PROBLEM STATEMENT.
Wherever a line in the data below holds "description", copy that line.

RECORDS FOR THIS EXERCISE.
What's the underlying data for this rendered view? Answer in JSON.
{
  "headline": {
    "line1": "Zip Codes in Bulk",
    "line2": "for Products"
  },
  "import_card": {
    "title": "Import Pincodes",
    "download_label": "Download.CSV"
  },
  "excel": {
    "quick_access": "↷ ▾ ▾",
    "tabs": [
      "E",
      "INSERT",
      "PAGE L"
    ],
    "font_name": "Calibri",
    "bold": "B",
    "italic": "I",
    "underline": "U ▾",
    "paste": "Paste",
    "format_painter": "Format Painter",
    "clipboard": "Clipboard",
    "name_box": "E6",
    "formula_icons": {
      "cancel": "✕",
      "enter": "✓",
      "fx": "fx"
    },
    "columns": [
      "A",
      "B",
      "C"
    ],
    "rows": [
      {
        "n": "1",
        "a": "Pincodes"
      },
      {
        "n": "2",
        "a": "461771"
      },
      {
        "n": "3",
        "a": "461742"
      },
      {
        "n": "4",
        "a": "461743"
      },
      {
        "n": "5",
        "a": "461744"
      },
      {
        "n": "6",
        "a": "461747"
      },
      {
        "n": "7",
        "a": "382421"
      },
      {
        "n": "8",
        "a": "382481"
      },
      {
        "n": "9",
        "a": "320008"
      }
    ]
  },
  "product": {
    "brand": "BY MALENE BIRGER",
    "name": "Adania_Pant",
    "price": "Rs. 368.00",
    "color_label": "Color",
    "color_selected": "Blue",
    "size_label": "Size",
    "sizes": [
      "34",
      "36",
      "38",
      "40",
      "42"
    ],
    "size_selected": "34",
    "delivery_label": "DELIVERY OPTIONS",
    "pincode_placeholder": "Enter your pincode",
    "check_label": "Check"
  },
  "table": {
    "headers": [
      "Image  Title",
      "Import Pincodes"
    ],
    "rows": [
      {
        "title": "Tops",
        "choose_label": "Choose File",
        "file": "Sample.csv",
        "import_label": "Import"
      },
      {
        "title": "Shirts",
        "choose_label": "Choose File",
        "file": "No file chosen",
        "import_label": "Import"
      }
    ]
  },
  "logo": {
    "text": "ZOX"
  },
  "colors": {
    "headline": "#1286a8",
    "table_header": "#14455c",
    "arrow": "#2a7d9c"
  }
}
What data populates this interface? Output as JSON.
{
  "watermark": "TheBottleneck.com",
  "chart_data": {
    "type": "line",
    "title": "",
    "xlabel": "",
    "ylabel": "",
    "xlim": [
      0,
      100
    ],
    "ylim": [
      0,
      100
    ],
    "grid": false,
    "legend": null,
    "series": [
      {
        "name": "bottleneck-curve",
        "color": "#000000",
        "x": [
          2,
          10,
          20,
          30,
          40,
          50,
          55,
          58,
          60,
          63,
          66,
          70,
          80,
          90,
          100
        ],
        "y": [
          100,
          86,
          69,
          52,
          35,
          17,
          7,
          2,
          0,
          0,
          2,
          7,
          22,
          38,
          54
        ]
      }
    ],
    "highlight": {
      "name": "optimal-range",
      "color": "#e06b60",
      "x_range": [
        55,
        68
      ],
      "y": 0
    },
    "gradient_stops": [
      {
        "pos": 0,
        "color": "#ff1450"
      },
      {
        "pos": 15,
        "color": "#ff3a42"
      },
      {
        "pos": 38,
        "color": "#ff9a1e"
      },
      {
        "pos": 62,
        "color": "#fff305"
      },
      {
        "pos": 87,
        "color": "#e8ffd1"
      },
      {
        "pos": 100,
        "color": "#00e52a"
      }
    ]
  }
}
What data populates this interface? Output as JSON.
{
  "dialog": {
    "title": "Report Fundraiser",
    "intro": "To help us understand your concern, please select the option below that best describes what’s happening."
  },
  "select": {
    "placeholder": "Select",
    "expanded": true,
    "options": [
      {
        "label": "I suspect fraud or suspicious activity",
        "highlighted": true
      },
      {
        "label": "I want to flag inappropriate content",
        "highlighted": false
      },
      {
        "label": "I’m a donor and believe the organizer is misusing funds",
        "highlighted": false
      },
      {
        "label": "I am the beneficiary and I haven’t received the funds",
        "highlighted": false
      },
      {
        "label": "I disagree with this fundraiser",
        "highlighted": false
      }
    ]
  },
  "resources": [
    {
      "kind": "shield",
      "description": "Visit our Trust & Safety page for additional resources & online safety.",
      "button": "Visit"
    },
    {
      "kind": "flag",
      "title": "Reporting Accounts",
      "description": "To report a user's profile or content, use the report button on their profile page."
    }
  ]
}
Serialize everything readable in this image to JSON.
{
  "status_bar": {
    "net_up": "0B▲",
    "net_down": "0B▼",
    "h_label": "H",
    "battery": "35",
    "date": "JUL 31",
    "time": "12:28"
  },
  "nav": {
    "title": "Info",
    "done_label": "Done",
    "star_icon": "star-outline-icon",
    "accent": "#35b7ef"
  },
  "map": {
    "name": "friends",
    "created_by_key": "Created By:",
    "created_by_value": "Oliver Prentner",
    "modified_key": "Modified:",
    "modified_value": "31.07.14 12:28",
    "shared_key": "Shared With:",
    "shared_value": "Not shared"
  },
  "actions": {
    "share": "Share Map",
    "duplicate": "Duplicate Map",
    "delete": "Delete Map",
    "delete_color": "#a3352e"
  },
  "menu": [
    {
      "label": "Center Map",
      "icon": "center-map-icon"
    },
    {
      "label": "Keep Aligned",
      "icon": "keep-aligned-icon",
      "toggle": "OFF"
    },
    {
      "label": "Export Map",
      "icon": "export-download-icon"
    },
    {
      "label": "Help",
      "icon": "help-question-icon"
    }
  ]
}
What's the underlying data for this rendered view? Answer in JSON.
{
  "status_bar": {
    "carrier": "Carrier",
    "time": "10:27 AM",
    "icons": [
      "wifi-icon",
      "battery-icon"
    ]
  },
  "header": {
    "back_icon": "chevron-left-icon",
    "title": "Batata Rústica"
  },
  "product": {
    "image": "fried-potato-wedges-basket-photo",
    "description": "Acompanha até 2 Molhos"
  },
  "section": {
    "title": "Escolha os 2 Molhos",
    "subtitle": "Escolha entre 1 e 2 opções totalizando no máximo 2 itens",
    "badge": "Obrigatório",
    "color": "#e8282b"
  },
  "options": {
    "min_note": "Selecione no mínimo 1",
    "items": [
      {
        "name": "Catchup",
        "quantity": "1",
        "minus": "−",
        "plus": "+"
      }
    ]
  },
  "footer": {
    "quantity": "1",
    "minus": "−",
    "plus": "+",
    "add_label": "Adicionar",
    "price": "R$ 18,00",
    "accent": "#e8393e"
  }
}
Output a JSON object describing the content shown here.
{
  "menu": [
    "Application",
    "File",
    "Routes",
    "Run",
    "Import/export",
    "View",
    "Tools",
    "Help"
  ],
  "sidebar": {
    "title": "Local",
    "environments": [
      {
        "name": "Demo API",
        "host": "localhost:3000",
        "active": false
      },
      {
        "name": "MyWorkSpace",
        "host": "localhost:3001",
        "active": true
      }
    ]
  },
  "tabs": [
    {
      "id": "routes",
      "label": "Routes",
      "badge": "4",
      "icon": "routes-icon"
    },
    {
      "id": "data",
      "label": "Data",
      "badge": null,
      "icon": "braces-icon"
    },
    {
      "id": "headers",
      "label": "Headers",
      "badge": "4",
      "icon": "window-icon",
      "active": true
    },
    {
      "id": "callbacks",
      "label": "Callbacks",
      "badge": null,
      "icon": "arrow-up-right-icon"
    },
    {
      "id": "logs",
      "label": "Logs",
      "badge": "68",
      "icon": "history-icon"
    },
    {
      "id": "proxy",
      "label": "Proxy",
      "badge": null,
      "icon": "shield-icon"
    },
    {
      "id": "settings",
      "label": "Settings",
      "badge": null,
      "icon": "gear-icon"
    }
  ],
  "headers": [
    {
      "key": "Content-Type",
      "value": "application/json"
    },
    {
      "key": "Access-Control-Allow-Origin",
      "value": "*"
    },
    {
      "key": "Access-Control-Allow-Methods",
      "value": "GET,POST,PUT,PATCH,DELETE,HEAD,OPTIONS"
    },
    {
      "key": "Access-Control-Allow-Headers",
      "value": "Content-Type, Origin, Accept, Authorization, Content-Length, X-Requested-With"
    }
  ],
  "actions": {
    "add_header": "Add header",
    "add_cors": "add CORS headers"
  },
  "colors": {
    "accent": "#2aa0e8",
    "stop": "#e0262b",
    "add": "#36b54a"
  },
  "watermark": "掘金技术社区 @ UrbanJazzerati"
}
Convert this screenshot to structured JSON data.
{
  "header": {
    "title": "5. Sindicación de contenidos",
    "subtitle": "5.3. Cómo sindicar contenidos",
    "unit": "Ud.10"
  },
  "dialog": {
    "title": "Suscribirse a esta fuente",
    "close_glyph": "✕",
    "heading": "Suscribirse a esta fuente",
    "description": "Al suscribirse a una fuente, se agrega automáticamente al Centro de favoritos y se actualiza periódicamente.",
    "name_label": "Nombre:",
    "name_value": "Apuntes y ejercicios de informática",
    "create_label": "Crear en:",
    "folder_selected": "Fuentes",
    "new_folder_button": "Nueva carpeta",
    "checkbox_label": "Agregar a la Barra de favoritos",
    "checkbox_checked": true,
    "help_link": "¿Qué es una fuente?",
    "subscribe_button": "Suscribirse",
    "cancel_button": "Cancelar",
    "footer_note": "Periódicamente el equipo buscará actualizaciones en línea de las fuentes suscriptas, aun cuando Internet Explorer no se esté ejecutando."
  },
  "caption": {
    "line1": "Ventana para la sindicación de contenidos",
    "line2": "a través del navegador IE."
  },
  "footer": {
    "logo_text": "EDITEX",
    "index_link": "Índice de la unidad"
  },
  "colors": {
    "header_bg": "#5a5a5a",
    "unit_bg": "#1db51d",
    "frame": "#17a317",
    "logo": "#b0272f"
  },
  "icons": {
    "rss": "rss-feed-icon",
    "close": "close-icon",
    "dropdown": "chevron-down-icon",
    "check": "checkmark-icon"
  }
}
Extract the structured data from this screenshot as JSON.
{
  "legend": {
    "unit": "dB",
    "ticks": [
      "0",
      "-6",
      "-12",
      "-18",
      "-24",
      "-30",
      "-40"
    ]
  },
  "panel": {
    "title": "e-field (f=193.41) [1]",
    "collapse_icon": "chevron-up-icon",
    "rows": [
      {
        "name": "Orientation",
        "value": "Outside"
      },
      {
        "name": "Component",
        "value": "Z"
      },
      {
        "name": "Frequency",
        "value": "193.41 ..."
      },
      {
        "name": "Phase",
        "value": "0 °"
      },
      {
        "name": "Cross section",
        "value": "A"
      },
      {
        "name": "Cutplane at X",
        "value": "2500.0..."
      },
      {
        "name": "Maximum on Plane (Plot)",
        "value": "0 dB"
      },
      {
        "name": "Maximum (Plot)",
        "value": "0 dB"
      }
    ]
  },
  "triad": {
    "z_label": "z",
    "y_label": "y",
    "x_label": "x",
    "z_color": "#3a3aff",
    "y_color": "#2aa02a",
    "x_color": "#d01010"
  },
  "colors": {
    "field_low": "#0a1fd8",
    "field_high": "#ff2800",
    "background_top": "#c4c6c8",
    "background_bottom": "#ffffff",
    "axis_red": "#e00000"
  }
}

WRITTEN REPLY.
      "description": "Visit our Trust & Safety page for additional resources & online safety.",
      "description": "To report a user's profile or content, use the report button on their profile page."
    "description": "Acompanha até 2 Molhos"
    "description": "Al suscribirse a una fuente, se agrega automáticamente al Centro de favoritos y se actualiza periódicamente.",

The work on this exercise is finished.